* Problem details *
This exercise calls for every record to be set down exactly.

Items from an interface collection
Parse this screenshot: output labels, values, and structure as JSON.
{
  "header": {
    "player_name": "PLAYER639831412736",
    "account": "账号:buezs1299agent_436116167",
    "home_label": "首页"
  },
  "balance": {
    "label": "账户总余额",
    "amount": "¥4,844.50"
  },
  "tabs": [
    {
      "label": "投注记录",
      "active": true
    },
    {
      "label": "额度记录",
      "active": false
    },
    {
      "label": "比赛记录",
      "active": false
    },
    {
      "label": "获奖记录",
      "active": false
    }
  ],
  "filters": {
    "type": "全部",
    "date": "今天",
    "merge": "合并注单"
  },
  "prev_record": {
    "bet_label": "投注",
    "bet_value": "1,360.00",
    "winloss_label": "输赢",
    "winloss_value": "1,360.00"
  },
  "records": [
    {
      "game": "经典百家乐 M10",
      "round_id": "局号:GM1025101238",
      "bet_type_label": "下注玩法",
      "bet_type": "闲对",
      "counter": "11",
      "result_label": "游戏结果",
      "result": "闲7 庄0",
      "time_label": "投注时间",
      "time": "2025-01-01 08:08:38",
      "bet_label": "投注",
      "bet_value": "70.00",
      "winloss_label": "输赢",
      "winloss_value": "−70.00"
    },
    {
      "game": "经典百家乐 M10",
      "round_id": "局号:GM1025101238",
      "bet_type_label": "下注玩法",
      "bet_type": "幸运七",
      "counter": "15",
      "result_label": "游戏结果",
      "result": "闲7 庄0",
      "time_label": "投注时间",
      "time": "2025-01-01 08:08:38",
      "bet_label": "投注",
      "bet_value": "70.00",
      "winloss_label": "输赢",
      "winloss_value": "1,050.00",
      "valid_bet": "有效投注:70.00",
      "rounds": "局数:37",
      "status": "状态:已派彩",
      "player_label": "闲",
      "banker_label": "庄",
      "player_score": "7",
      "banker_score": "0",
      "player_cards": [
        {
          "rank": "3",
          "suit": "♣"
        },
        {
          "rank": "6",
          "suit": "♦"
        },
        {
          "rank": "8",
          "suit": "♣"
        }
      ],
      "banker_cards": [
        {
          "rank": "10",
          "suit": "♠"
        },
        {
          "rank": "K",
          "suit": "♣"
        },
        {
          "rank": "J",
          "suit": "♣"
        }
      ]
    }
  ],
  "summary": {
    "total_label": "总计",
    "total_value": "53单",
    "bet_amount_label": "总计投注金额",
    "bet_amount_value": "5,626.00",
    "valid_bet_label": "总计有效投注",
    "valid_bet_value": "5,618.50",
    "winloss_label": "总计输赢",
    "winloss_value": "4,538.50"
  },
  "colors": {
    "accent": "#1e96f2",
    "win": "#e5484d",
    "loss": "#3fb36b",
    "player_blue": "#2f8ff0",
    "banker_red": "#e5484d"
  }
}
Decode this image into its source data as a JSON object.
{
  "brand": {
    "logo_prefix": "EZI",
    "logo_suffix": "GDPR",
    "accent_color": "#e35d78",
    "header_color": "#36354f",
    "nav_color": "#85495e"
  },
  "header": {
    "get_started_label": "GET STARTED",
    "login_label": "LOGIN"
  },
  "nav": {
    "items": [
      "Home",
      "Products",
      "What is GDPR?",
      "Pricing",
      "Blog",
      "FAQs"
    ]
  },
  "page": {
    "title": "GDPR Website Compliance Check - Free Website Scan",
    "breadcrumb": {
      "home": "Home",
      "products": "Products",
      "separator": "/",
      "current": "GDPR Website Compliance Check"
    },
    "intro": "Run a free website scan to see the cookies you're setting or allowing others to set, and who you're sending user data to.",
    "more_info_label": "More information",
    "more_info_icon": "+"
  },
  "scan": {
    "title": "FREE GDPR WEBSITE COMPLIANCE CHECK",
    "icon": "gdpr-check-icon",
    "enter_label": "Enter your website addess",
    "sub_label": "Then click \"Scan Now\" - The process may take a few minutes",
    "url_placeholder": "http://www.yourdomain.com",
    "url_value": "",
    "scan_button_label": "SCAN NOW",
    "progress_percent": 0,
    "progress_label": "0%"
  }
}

* Response for this exercise *
Parse this screenshot: output labels, values, and structure as JSON.
{
  "header": {
    "player_name": "PLAYER639831412736",
    "account": "账号:buezs1299agent_436116167",
    "home_label": "首页"
  },
  "balance": {
    "label": "账户总余额",
    "amount": "¥4,844.50"
  },
  "tabs": [
    {
      "label": "投注记录",
      "active": true
    },
    {
      "label": "额度记录",
      "active": false
    },
    {
      "label": "比赛记录",
      "active": false
    },
    {
      "label": "获奖记录",
      "active": false
    }
  ],
  "filters": {
    "type": "全部",
    "date": "今天",
    "merge": "合并注单"
  },
  "prev_record": {
    "bet_label": "投注",
    "bet_value": "1,360.00",
    "winloss_label": "输赢",
    "winloss_value": "1,360.00"
  },
  "records": [
    {
      "game": "经典百家乐 M10",
      "round_id": "局号:GM1025101238",
      "bet_type_label": "下注玩法",
      "bet_type": "闲对",
      "counter": "11",
      "result_label": "游戏结果",
      "result": "闲7 庄0",
      "time_label": "投注时间",
      "time": "2025-01-01 08:08:38",
      "bet_label": "投注",
      "bet_value": "70.00",
      "winloss_label": "输赢",
      "winloss_value": "−70.00"
    },
    {
      "game": "经典百家乐 M10",
      "round_id": "局号:GM1025101238",
      "bet_type_label": "下注玩法",
      "bet_type": "幸运七",
      "counter": "15",
      "result_label": "游戏结果",
      "result": "闲7 庄0",
      "time_label": "投注时间",
      "time": "2025-01-01 08:08:38",
      "bet_label": "投注",
      "bet_value": "70.00",
      "winloss_label": "输赢",
      "winloss_value": "1,050.00",
      "valid_bet": "有效投注:70.00",
      "rounds": "局数:37",
      "status": "状态:已派彩",
      "player_label": "闲",
      "banker_label": "庄",
      "player_score": "7",
      "banker_score": "0",
      "player_cards": [
        {
          "rank": "3",
          "suit": "♣"
        },
        {
          "rank": "6",
          "suit": "♦"
        },
        {
          "rank": "8",
          "suit": "♣"
        }
      ],
      "banker_cards": [
        {
          "rank": "10",
          "suit": "♠"
        },
        {
          "rank": "K",
          "suit": "♣"
        },
        {
          "rank": "J",
          "suit": "♣"
        }
      ]
    }
  ],
  "summary": {
    "total_label": "总计",
    "total_value": "53单",
    "bet_amount_label": "总计投注金额",
    "bet_amount_value": "5,626.00",
    "valid_bet_label": "总计有效投注",
    "valid_bet_value": "5,618.50",
    "winloss_label": "总计输赢",
    "winloss_value": "4,538.50"
  },
  "colors": {
    "accent": "#1e96f2",
    "win": "#e5484d",
    "loss": "#3fb36b",
    "player_blue": "#2f8ff0",
    "banker_red": "#e5484d"
  }
}
Decode this image into its source data as a JSON object.
{
  "brand": {
    "logo_prefix": "EZI",
    "logo_suffix": "GDPR",
    "accent_color": "#e35d78",
    "header_color": "#36354f",
    "nav_color": "#85495e"
  },
  "header": {
    "get_started_label": "GET STARTED",
    "login_label": "LOGIN"
  },
  "nav": {
    "items": [
      "Home",
      "Products",
      "What is GDPR?",
      "Pricing",
      "Blog",
      "FAQs"
    ]
  },
  "page": {
    "title": "GDPR Website Compliance Check - Free Website Scan",
    "breadcrumb": {
      "home": "Home",
      "products": "Products",
      "separator": "/",
      "current": "GDPR Website Compliance Check"
    },
    "intro": "Run a free website scan to see the cookies you're setting or allowing others to set, and who you're sending user data to.",
    "more_info_label": "More information",
    "more_info_icon": "+"
  },
  "scan": {
    "title": "FREE GDPR WEBSITE COMPLIANCE CHECK",
    "icon": "gdpr-check-icon",
    "enter_label": "Enter your website addess",
    "sub_label": "Then click \"Scan Now\" - The process may take a few minutes",
    "url_placeholder": "http://www.yourdomain.com",
    "url_value": "",
    "scan_button_label": "SCAN NOW",
    "progress_percent": 0,
    "progress_label": "0%"
  }
}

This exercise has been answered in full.